> _What you have to do_
Pick out every line in the data below that holds "likes".

[Website and app data records]
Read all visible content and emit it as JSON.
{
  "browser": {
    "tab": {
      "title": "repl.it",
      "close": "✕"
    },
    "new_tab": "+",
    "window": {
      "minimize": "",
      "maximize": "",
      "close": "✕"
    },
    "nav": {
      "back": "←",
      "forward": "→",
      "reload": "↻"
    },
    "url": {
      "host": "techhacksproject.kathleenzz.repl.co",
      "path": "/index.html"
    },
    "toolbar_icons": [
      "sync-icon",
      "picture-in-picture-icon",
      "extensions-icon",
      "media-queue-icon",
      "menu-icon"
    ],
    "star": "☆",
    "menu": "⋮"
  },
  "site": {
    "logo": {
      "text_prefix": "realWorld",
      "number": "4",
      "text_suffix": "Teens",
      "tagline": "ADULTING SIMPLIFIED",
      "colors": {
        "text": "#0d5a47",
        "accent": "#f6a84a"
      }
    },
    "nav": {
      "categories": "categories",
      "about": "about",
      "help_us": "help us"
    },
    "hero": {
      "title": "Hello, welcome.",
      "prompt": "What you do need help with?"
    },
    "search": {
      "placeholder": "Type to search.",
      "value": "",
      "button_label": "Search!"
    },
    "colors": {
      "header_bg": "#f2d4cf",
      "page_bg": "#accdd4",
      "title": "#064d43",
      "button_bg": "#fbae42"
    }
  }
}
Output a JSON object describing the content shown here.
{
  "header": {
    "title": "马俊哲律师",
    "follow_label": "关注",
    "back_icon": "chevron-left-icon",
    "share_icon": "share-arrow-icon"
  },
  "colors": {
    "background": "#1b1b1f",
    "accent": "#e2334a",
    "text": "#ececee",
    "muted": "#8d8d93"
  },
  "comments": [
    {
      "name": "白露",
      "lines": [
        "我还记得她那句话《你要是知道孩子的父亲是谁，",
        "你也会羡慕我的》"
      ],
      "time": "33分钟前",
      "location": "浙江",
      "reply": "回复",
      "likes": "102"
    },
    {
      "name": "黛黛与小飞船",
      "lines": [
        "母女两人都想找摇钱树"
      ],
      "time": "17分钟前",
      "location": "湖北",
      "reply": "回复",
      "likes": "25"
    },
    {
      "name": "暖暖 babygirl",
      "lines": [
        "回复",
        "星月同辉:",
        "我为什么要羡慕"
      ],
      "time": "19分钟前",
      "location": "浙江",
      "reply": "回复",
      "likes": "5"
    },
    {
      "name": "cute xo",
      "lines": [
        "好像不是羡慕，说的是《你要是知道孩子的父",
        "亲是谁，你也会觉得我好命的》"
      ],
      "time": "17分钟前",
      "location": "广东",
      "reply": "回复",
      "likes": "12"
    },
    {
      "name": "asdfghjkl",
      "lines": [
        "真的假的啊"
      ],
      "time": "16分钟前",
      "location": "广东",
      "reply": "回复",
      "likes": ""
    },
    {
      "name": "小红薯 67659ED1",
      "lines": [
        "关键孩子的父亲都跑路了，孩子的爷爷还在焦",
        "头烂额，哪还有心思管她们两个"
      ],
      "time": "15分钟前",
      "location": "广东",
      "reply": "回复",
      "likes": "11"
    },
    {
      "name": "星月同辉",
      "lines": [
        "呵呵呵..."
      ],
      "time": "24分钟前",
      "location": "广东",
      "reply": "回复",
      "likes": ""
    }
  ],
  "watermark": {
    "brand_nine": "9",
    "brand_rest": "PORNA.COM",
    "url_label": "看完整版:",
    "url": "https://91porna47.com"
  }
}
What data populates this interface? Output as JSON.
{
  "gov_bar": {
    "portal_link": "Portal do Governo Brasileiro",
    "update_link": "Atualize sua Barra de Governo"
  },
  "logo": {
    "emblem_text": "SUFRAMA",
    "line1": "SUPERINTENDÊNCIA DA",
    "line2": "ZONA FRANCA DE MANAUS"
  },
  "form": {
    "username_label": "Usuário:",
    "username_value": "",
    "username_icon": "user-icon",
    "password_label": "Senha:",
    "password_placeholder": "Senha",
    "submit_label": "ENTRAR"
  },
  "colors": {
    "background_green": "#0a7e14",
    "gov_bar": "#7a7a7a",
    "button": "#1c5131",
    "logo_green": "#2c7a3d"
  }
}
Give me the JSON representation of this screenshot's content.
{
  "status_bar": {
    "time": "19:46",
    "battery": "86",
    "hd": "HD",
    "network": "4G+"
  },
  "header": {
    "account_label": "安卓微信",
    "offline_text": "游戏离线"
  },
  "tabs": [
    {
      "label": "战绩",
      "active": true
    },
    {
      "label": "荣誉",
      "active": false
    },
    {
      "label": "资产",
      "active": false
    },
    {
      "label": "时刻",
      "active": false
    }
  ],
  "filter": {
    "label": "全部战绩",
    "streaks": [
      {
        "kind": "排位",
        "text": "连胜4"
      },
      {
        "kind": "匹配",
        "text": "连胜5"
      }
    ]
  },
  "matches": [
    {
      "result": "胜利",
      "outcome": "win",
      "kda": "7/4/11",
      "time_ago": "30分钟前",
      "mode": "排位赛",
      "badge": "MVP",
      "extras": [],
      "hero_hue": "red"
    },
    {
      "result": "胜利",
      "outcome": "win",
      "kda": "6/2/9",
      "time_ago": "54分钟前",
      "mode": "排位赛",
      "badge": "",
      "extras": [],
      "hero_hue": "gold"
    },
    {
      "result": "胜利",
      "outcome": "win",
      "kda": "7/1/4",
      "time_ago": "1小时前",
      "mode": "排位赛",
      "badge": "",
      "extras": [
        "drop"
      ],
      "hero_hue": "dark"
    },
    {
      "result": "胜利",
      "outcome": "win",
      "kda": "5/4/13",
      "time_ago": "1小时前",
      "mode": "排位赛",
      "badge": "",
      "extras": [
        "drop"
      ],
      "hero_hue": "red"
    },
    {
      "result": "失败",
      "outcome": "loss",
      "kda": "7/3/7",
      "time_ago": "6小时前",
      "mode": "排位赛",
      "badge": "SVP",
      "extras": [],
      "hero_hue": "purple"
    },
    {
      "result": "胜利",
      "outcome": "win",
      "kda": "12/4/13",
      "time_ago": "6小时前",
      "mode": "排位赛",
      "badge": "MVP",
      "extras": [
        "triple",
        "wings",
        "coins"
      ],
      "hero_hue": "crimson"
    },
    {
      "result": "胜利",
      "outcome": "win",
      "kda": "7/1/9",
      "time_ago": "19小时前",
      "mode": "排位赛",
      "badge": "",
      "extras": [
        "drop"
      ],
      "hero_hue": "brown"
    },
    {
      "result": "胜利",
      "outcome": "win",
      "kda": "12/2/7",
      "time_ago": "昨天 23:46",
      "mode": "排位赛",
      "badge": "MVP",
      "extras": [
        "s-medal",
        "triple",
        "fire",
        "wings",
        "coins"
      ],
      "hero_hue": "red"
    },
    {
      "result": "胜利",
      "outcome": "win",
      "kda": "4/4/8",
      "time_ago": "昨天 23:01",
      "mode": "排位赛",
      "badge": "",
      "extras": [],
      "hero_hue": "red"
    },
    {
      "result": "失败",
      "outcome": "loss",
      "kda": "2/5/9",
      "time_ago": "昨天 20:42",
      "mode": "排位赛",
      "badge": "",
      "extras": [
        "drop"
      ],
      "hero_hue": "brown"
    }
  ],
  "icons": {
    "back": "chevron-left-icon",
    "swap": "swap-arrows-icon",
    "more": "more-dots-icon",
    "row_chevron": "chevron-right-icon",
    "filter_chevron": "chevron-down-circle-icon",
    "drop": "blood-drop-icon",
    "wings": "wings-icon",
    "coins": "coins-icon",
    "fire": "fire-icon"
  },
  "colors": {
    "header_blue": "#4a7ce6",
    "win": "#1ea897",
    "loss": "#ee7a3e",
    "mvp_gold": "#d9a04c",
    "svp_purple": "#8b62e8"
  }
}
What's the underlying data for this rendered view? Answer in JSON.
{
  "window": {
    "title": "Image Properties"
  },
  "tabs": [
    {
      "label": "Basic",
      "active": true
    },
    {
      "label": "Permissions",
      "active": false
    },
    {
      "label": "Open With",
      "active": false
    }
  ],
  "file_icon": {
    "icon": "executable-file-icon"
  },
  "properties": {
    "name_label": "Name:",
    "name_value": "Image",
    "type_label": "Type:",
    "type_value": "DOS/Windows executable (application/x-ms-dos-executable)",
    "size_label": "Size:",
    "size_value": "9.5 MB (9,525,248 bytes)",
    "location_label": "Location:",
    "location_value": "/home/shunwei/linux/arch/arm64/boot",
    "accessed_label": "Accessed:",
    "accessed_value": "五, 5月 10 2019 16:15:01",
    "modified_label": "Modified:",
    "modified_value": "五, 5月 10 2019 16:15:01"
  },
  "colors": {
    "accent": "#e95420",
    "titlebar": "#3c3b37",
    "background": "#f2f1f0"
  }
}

> _Task answer_
      "likes": "102"
      "likes": "25"
      "likes": "5"
      "likes": "12"
      "likes": ""
      "likes": "11"
      "likes": ""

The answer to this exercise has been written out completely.